### What this task involves
Throughout the material, count the lines with the word "screenshot" in them, and answer with only the figure.

Records for the exercise START

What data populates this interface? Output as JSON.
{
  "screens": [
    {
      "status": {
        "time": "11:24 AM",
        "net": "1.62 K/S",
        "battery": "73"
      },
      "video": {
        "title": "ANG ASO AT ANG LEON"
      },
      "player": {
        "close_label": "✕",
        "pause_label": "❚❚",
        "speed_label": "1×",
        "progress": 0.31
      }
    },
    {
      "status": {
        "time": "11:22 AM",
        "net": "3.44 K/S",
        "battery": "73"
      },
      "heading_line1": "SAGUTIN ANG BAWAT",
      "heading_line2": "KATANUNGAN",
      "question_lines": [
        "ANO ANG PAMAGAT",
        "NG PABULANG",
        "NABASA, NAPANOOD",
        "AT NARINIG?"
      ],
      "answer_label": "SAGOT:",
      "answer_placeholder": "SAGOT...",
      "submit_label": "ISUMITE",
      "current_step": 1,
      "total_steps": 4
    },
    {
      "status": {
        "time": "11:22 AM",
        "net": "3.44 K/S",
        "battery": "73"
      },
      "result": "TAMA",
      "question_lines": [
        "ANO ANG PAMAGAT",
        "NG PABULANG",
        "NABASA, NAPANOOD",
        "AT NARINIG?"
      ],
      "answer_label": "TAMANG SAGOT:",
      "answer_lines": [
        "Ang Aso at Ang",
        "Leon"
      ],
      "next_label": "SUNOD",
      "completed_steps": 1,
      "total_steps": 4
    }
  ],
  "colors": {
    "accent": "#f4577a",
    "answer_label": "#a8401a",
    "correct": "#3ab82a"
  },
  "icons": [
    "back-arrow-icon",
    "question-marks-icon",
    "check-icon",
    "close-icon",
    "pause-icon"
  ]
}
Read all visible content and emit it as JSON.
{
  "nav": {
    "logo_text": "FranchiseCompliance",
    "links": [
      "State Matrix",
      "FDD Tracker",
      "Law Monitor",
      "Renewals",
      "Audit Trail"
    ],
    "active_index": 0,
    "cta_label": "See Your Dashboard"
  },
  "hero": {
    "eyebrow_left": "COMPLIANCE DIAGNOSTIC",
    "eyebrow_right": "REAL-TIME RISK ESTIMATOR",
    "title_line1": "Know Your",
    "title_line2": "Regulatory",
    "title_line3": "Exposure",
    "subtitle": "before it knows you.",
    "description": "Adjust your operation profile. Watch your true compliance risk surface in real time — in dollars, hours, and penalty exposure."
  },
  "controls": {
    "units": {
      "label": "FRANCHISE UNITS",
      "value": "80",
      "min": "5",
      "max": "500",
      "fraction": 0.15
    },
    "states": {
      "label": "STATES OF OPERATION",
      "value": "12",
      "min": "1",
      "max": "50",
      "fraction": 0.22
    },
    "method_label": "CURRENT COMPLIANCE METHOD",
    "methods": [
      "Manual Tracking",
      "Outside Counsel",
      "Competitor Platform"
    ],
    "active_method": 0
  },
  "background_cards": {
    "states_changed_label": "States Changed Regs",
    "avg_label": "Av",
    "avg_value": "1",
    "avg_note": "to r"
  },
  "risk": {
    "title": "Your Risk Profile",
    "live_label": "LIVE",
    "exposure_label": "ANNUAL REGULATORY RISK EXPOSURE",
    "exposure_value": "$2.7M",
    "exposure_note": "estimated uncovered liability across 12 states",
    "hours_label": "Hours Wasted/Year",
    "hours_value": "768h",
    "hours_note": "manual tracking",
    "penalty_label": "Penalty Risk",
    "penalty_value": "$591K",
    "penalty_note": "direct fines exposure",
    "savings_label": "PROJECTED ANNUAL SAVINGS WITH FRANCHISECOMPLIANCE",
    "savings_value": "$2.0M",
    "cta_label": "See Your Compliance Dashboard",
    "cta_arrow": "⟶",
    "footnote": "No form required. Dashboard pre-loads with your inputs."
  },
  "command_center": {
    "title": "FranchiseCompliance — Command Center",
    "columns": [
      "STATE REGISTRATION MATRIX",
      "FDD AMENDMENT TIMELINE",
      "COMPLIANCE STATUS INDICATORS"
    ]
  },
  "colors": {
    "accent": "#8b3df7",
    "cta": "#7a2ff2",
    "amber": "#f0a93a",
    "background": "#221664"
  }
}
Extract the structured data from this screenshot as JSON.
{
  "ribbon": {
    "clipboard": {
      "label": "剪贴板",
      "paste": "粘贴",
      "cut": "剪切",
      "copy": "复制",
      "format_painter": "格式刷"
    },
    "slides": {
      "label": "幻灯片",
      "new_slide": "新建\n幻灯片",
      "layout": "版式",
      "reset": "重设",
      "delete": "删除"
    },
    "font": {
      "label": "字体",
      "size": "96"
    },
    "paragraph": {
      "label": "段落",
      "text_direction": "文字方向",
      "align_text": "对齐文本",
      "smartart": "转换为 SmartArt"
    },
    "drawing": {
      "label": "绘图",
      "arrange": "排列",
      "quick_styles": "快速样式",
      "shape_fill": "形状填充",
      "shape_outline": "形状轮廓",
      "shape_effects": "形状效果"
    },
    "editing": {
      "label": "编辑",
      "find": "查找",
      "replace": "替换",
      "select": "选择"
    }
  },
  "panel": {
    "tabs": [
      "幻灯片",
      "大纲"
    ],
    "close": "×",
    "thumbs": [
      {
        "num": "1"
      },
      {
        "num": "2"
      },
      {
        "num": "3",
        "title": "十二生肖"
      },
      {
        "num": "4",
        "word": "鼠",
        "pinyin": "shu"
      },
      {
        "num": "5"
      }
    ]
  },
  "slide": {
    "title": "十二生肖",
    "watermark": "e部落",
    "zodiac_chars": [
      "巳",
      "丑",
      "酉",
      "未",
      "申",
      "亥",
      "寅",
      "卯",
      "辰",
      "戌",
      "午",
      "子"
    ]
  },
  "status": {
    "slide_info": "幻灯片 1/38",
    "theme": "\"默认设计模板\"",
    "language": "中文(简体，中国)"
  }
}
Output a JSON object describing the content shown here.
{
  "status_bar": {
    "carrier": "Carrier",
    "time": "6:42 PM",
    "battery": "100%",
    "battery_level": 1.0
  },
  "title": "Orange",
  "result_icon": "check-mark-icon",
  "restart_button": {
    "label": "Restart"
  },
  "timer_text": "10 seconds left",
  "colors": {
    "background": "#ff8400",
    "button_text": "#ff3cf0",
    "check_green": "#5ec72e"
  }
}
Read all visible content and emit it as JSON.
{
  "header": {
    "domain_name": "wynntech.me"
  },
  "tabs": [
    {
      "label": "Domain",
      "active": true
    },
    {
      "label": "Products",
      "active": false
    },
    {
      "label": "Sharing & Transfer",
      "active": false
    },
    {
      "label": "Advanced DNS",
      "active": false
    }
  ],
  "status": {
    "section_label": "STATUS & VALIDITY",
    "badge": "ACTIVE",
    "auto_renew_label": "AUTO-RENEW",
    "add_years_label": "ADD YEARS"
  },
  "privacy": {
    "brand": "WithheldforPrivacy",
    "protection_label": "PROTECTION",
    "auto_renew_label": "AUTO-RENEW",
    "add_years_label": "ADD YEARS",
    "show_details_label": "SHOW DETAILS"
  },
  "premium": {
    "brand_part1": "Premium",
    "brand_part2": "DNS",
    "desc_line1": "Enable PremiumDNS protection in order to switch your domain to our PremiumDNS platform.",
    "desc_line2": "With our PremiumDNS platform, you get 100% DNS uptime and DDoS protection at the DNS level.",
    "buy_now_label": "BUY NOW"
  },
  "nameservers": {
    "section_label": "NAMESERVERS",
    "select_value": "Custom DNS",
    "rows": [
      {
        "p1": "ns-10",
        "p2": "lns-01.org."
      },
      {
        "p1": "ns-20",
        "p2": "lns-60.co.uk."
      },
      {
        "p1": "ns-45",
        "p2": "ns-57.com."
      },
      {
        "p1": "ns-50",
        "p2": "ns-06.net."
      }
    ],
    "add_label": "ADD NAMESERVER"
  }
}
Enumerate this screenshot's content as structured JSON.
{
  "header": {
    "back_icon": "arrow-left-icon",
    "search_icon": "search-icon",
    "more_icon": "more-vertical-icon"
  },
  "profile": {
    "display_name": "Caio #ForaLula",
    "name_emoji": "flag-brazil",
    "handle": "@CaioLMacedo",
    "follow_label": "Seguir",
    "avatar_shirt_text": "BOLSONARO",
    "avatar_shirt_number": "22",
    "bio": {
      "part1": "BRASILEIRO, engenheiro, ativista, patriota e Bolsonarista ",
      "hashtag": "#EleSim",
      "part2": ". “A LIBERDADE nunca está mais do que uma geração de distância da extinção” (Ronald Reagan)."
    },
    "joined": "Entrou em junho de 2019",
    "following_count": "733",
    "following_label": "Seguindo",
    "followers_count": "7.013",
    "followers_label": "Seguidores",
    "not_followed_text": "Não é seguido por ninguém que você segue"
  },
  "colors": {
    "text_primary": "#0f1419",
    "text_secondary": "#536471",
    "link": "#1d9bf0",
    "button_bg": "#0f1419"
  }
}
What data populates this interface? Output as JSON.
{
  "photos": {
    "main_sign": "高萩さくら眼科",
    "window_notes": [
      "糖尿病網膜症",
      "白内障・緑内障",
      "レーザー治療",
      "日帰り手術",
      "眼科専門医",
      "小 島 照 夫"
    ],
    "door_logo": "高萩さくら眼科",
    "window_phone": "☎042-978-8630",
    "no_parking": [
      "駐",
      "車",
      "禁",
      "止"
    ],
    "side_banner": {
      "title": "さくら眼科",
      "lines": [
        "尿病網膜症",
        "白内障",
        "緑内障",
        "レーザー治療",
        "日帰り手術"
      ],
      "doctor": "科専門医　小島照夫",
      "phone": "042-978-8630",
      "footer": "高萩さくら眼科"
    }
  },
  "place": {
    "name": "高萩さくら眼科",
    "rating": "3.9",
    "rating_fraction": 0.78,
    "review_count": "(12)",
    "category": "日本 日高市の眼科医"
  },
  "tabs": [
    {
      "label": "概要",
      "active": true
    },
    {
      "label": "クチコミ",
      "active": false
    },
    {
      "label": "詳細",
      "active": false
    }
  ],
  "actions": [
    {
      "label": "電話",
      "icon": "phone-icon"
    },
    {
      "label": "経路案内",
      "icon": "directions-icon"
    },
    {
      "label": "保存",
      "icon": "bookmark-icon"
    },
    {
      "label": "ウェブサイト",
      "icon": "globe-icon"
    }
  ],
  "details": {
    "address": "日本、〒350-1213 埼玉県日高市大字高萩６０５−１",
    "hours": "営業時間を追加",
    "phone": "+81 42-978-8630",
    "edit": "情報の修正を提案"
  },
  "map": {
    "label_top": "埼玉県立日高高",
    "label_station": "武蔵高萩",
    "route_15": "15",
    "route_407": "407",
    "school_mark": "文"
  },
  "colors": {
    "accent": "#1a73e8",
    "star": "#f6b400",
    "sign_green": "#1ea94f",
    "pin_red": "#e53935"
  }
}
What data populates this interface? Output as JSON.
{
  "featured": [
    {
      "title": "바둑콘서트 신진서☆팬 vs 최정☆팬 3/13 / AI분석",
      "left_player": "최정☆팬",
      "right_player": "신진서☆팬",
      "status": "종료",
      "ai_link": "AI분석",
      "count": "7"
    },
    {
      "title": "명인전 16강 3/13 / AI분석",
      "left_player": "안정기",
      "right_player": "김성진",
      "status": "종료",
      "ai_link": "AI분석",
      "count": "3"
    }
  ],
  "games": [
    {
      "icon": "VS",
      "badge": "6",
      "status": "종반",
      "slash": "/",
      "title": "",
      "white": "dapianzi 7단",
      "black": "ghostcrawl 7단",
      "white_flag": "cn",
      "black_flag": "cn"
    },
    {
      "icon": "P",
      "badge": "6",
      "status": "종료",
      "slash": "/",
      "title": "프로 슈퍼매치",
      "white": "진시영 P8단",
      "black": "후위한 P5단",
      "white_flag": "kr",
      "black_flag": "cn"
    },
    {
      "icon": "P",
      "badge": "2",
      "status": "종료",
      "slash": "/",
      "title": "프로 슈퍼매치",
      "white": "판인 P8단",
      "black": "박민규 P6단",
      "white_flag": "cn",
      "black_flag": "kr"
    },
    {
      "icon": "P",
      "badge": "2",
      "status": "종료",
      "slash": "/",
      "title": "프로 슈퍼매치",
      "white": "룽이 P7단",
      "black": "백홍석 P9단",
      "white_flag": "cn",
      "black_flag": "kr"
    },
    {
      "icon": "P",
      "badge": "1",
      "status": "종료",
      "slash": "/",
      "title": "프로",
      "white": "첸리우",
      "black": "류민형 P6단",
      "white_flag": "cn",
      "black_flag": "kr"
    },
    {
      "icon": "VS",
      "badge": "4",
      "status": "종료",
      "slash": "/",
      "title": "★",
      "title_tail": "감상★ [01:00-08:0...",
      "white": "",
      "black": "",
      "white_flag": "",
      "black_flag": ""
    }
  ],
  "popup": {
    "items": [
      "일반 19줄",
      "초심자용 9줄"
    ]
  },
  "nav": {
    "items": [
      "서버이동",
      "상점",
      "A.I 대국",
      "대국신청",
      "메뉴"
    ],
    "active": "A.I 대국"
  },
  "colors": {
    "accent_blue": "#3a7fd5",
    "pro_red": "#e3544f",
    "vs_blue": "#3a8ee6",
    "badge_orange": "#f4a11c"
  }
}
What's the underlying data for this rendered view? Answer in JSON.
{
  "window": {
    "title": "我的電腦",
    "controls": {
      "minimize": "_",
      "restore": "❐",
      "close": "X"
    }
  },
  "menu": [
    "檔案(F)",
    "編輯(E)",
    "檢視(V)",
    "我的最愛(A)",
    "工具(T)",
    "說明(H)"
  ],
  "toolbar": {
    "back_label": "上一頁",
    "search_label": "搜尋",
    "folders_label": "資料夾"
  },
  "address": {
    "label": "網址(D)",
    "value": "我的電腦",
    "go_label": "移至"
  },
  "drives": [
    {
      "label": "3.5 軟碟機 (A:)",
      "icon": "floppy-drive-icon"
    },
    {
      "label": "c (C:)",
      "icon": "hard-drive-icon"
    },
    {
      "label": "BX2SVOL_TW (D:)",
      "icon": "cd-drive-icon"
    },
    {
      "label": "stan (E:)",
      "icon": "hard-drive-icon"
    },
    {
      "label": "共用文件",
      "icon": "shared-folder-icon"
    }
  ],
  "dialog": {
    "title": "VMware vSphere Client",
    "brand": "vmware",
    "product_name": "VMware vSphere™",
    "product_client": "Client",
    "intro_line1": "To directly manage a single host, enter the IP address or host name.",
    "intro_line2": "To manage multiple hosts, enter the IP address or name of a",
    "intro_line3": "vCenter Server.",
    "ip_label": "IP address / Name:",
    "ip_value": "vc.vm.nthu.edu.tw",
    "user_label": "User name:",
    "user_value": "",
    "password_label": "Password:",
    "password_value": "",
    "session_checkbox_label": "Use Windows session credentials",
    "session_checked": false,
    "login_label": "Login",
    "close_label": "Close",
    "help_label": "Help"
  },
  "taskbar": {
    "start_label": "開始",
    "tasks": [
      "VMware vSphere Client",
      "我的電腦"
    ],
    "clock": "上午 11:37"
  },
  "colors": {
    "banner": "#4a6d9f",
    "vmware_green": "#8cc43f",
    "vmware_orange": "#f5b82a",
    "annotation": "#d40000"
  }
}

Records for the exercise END

### Task result
2